**Data listing:**

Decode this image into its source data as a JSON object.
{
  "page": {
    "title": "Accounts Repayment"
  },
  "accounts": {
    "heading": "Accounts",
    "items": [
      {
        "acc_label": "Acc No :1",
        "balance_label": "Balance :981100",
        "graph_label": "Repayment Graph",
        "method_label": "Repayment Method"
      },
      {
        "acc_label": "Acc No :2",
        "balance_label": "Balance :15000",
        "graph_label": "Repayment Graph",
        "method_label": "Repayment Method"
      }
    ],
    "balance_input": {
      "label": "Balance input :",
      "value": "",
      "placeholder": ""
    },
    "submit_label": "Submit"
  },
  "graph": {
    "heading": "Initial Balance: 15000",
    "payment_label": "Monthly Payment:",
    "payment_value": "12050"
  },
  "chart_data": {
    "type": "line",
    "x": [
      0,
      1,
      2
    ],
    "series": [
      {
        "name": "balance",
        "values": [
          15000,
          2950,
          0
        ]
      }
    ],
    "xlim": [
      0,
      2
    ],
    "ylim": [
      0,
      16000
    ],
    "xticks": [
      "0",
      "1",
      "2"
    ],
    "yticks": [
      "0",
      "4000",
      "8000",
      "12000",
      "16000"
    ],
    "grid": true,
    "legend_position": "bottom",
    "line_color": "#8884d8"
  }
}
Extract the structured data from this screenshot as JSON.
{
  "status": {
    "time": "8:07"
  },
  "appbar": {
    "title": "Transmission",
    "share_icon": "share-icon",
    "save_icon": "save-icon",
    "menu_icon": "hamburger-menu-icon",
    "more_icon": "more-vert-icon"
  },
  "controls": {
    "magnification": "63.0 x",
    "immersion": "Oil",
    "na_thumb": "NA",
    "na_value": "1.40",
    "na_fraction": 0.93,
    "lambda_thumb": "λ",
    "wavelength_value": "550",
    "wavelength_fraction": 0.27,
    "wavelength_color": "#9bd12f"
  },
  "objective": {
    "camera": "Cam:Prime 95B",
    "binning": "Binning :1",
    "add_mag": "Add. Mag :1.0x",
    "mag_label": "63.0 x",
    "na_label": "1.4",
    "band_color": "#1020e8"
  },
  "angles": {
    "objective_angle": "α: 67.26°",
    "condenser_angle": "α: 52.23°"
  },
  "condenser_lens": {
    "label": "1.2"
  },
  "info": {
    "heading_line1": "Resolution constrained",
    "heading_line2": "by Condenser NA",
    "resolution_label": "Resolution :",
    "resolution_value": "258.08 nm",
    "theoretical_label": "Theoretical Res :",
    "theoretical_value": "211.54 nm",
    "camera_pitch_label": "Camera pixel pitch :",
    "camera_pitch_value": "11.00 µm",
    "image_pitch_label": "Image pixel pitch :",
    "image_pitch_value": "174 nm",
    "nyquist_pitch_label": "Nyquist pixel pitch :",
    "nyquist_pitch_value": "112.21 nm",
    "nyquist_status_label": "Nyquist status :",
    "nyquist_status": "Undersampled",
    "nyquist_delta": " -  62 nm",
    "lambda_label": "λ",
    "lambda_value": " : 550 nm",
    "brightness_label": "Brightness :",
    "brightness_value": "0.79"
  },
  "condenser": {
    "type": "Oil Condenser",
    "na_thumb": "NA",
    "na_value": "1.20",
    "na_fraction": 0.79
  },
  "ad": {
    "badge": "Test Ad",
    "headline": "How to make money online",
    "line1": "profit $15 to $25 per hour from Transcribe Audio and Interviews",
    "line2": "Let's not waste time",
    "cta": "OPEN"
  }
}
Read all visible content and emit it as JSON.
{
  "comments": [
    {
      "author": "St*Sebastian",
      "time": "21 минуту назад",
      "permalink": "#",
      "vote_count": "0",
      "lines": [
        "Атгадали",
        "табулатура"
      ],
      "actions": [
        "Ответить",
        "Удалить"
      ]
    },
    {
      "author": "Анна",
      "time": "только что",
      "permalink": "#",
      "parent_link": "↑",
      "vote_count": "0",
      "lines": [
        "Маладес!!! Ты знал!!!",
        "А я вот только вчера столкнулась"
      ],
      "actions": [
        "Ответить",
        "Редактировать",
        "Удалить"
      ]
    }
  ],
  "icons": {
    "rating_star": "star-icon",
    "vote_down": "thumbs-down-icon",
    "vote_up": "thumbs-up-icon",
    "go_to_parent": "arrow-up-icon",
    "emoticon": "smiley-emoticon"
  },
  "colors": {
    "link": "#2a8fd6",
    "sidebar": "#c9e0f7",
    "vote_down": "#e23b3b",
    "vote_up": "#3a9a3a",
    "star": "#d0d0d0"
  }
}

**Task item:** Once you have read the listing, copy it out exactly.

**Task answer:**
Decode this image into its source data as a JSON object.
{
  "page": {
    "title": "Accounts Repayment"
  },
  "accounts": {
    "heading": "Accounts",
    "items": [
      {
        "acc_label": "Acc No :1",
        "balance_label": "Balance :981100",
        "graph_label": "Repayment Graph",
        "method_label": "Repayment Method"
      },
      {
        "acc_label": "Acc No :2",
        "balance_label": "Balance :15000",
        "graph_label": "Repayment Graph",
        "method_label": "Repayment Method"
      }
    ],
    "balance_input": {
      "label": "Balance input :",
      "value": "",
      "placeholder": ""
    },
    "submit_label": "Submit"
  },
  "graph": {
    "heading": "Initial Balance: 15000",
    "payment_label": "Monthly Payment:",
    "payment_value": "12050"
  },
  "chart_data": {
    "type": "line",
    "x": [
      0,
      1,
      2
    ],
    "series": [
      {
        "name": "balance",
        "values": [
          15000,
          2950,
          0
        ]
      }
    ],
    "xlim": [
      0,
      2
    ],
    "ylim": [
      0,
      16000
    ],
    "xticks": [
      "0",
      "1",
      "2"
    ],
    "yticks": [
      "0",
      "4000",
      "8000",
      "12000",
      "16000"
    ],
    "grid": true,
    "legend_position": "bottom",
    "line_color": "#8884d8"
  }
}
Extract the structured data from this screenshot as JSON.
{
  "status": {
    "time": "8:07"
  },
  "appbar": {
    "title": "Transmission",
    "share_icon": "share-icon",
    "save_icon": "save-icon",
    "menu_icon": "hamburger-menu-icon",
    "more_icon": "more-vert-icon"
  },
  "controls": {
    "magnification": "63.0 x",
    "immersion": "Oil",
    "na_thumb": "NA",
    "na_value": "1.40",
    "na_fraction": 0.93,
    "lambda_thumb": "λ",
    "wavelength_value": "550",
    "wavelength_fraction": 0.27,
    "wavelength_color": "#9bd12f"
  },
  "objective": {
    "camera": "Cam:Prime 95B",
    "binning": "Binning :1",
    "add_mag": "Add. Mag :1.0x",
    "mag_label": "63.0 x",
    "na_label": "1.4",
    "band_color": "#1020e8"
  },
  "angles": {
    "objective_angle": "α: 67.26°",
    "condenser_angle": "α: 52.23°"
  },
  "condenser_lens": {
    "label": "1.2"
  },
  "info": {
    "heading_line1": "Resolution constrained",
    "heading_line2": "by Condenser NA",
    "resolution_label": "Resolution :",
    "resolution_value": "258.08 nm",
    "theoretical_label": "Theoretical Res :",
    "theoretical_value": "211.54 nm",
    "camera_pitch_label": "Camera pixel pitch :",
    "camera_pitch_value": "11.00 µm",
    "image_pitch_label": "Image pixel pitch :",
    "image_pitch_value": "174 nm",
    "nyquist_pitch_label": "Nyquist pixel pitch :",
    "nyquist_pitch_value": "112.21 nm",
    "nyquist_status_label": "Nyquist status :",
    "nyquist_status": "Undersampled",
    "nyquist_delta": " -  62 nm",
    "lambda_label": "λ",
    "lambda_value": " : 550 nm",
    "brightness_label": "Brightness :",
    "brightness_value": "0.79"
  },
  "condenser": {
    "type": "Oil Condenser",
    "na_thumb": "NA",
    "na_value": "1.20",
    "na_fraction": 0.79
  },
  "ad": {
    "badge": "Test Ad",
    "headline": "How to make money online",
    "line1": "profit $15 to $25 per hour from Transcribe Audio and Interviews",
    "line2": "Let's not waste time",
    "cta": "OPEN"
  }
}
Read all visible content and emit it as JSON.
{
  "comments": [
    {
      "author": "St*Sebastian",
      "time": "21 минуту назад",
      "permalink": "#",
      "vote_count": "0",
      "lines": [
        "Атгадали",
        "табулатура"
      ],
      "actions": [
        "Ответить",
        "Удалить"
      ]
    },
    {
      "author": "Анна",
      "time": "только что",
      "permalink": "#",
      "parent_link": "↑",
      "vote_count": "0",
      "lines": [
        "Маладес!!! Ты знал!!!",
        "А я вот только вчера столкнулась"
      ],
      "actions": [
        "Ответить",
        "Редактировать",
        "Удалить"
      ]
    }
  ],
  "icons": {
    "rating_star": "star-icon",
    "vote_down": "thumbs-down-icon",
    "vote_up": "thumbs-up-icon",
    "go_to_parent": "arrow-up-icon",
    "emoticon": "smiley-emoticon"
  },
  "colors": {
    "link": "#2a8fd6",
    "sidebar": "#c9e0f7",
    "vote_down": "#e23b3b",
    "vote_up": "#3a9a3a",
    "star": "#d0d0d0"
  }
}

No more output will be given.